The Finnish capital has seen one of its most gloomy winters on record. According to the latest figures from the Finnish Meteorological Institute, whose readings were taken at Helsinki’s Vantaa Airport, only about 50 hours of sunlight have been seen in Helsinki since the beginning of December. The figure represents the darkest winter in 25 years and the third most dreary in the last 50 years.
Ville Siiskonen said on behalf of the Finnish Meteorological Institute that cloudy skies are not normal wintertime fare in the capital. He added, “Last winter was noticeably sunnier. The winter before that, by this time, we had had up to 92 hours of sun, almost 50 percent more than this winter,” the YLE reports.
He went on to explain the cause of much of Helsinki’s cloudy skies during the colder months: “Since the sun is not as strong during the winter, the ground freezes, that cools the air and the humidity in the air condenses into fog or clouds,” he said.

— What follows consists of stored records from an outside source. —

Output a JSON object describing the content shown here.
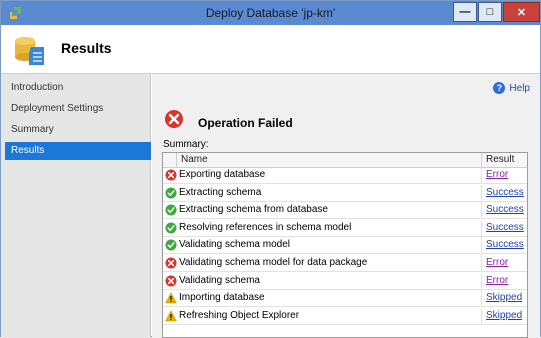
{
  "window": {
    "title": "Deploy Database 'jp-km'",
    "controls": {
      "minimize": "—",
      "maximize": "□",
      "close": "✕"
    }
  },
  "header": {
    "title": "Results"
  },
  "sidebar": {
    "items": [
      {
        "label": "Introduction",
        "active": false
      },
      {
        "label": "Deployment Settings",
        "active": false
      },
      {
        "label": "Summary",
        "active": false
      },
      {
        "label": "Results",
        "active": true
      }
    ]
  },
  "main": {
    "help_label": "Help",
    "status_text": "Operation Failed",
    "summary_label": "Summary:",
    "columns": {
      "name": "Name",
      "result": "Result"
    },
    "rows": [
      {
        "name": "Exporting database",
        "result": "Error",
        "status": "error"
      },
      {
        "name": "Extracting schema",
        "result": "Success",
        "status": "success"
      },
      {
        "name": "Extracting schema from database",
        "result": "Success",
        "status": "success"
      },
      {
        "name": "Resolving references in schema model",
        "result": "Success",
        "status": "success"
      },
      {
        "name": "Validating schema model",
        "result": "Success",
        "status": "success"
      },
      {
        "name": "Validating schema model for data package",
        "result": "Error",
        "status": "error"
      },
      {
        "name": "Validating schema",
        "result": "Error",
        "status": "error"
      },
      {
        "name": "Importing database",
        "result": "Skipped",
        "status": "warning"
      },
      {
        "name": "Refreshing Object Explorer",
        "result": "Skipped",
        "status": "warning"
      }
    ]
  },
  "colors": {
    "titlebar": "#5a8bd2",
    "sidebar_active": "#1c78d8",
    "error": "#d9342b",
    "success": "#3fa83f",
    "warning": "#e8b400",
    "link": "#1f3fb5"
  }
}
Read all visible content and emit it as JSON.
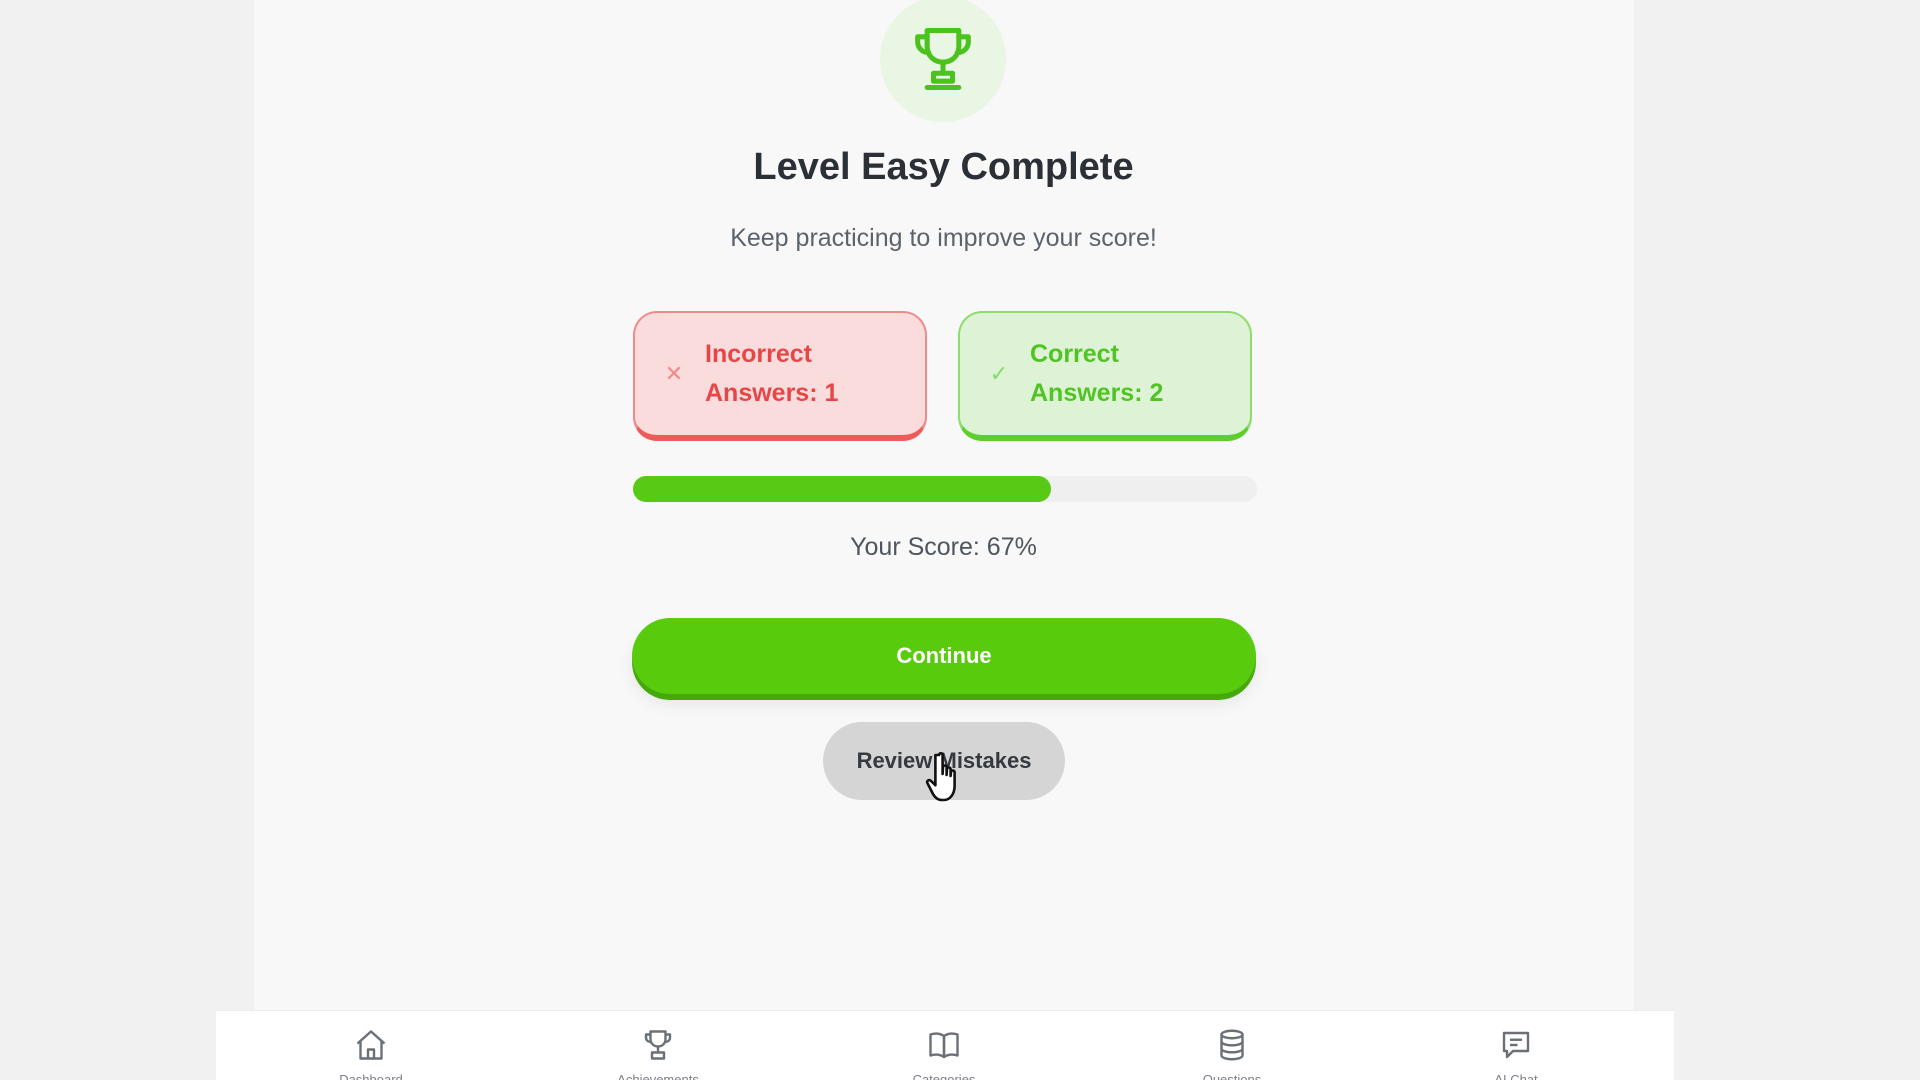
{
  "result": {
    "title": "Level Easy Complete",
    "subtitle": "Keep practicing to improve your score!",
    "incorrect_label": "Incorrect Answers: 1",
    "correct_label": "Correct Answers: 2",
    "score_text": "Your Score: 67%",
    "progress_fraction": 0.67
  },
  "actions": {
    "continue_label": "Continue",
    "review_label": "Review Mistakes"
  },
  "nav": {
    "items": [
      {
        "icon": "home-icon",
        "label": "Dashboard"
      },
      {
        "icon": "trophy-icon",
        "label": "Achievements"
      },
      {
        "icon": "book-icon",
        "label": "Categories"
      },
      {
        "icon": "database-icon",
        "label": "Questions"
      },
      {
        "icon": "chat-icon",
        "label": "AI Chat"
      }
    ]
  },
  "colors": {
    "accent_green": "#58cc0c",
    "error_red": "#e64646",
    "success_green": "#4fc423"
  }
}
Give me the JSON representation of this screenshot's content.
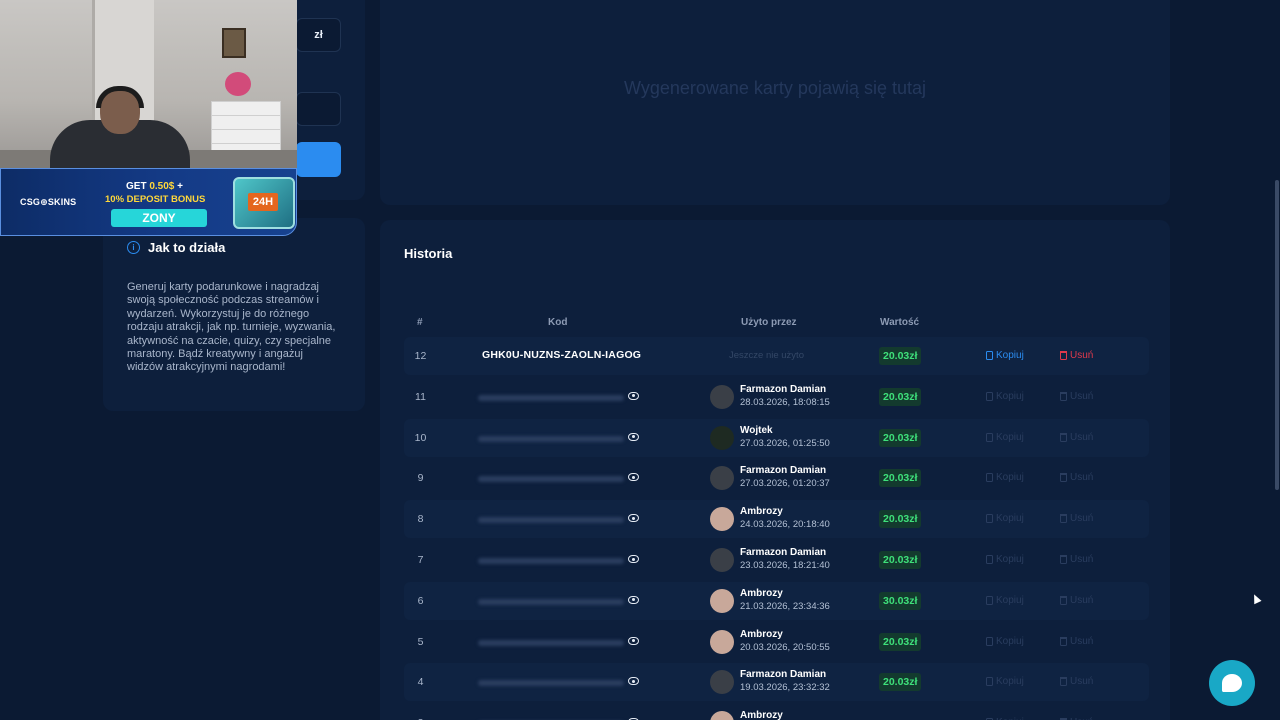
{
  "setup": {
    "currency": "zł"
  },
  "sponsor": {
    "logo": "CSG⊕SKINS",
    "get_prefix": "GET ",
    "get_amount": "0.50$",
    "get_suffix": " +",
    "bonus": "10% DEPOSIT BONUS",
    "code": "ZONY",
    "case_label": "24H"
  },
  "generated": {
    "placeholder": "Wygenerowane karty pojawią się tutaj"
  },
  "howto": {
    "title": "Jak to działa",
    "text": "Generuj karty podarunkowe i nagradzaj swoją społeczność podczas streamów i wydarzeń. Wykorzystuj je do różnego rodzaju atrakcji, jak np. turnieje, wyzwania, aktywność na czacie, quizy, czy specjalne maratony. Bądź kreatywny i angażuj widzów atrakcyjnymi nagrodami!"
  },
  "history": {
    "title": "Historia",
    "columns": {
      "num": "#",
      "code": "Kod",
      "used_by": "Użyto przez",
      "value": "Wartość"
    },
    "copy_label": "Kopiuj",
    "delete_label": "Usuń",
    "not_used": "Jeszcze nie użyto",
    "rows": [
      {
        "num": "12",
        "code": "GHK0U-NUZNS-ZAOLN-IAGOG",
        "user": "",
        "date": "",
        "value": "20.03zł"
      },
      {
        "num": "11",
        "code": "",
        "user": "Farmazon Damian",
        "date": "28.03.2026, 18:08:15",
        "value": "20.03zł"
      },
      {
        "num": "10",
        "code": "",
        "user": "Wojtek",
        "date": "27.03.2026, 01:25:50",
        "value": "20.03zł"
      },
      {
        "num": "9",
        "code": "",
        "user": "Farmazon Damian",
        "date": "27.03.2026, 01:20:37",
        "value": "20.03zł"
      },
      {
        "num": "8",
        "code": "",
        "user": "Ambrozy",
        "date": "24.03.2026, 20:18:40",
        "value": "20.03zł"
      },
      {
        "num": "7",
        "code": "",
        "user": "Farmazon Damian",
        "date": "23.03.2026, 18:21:40",
        "value": "20.03zł"
      },
      {
        "num": "6",
        "code": "",
        "user": "Ambrozy",
        "date": "21.03.2026, 23:34:36",
        "value": "30.03zł"
      },
      {
        "num": "5",
        "code": "",
        "user": "Ambrozy",
        "date": "20.03.2026, 20:50:55",
        "value": "20.03zł"
      },
      {
        "num": "4",
        "code": "",
        "user": "Farmazon Damian",
        "date": "19.03.2026, 23:32:32",
        "value": "20.03zł"
      },
      {
        "num": "3",
        "code": "",
        "user": "Ambrozy",
        "date": "",
        "value": ""
      }
    ]
  }
}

The cloudiest winter on record occurred from December of 1964 through to early 1965, when Helsinki only saw 38 hours of sunshine between 1 December and 18 February, whilst the second gloomiest period was that of 1988 through to 1989, when the capital saw only 48 hours of direct sunlight.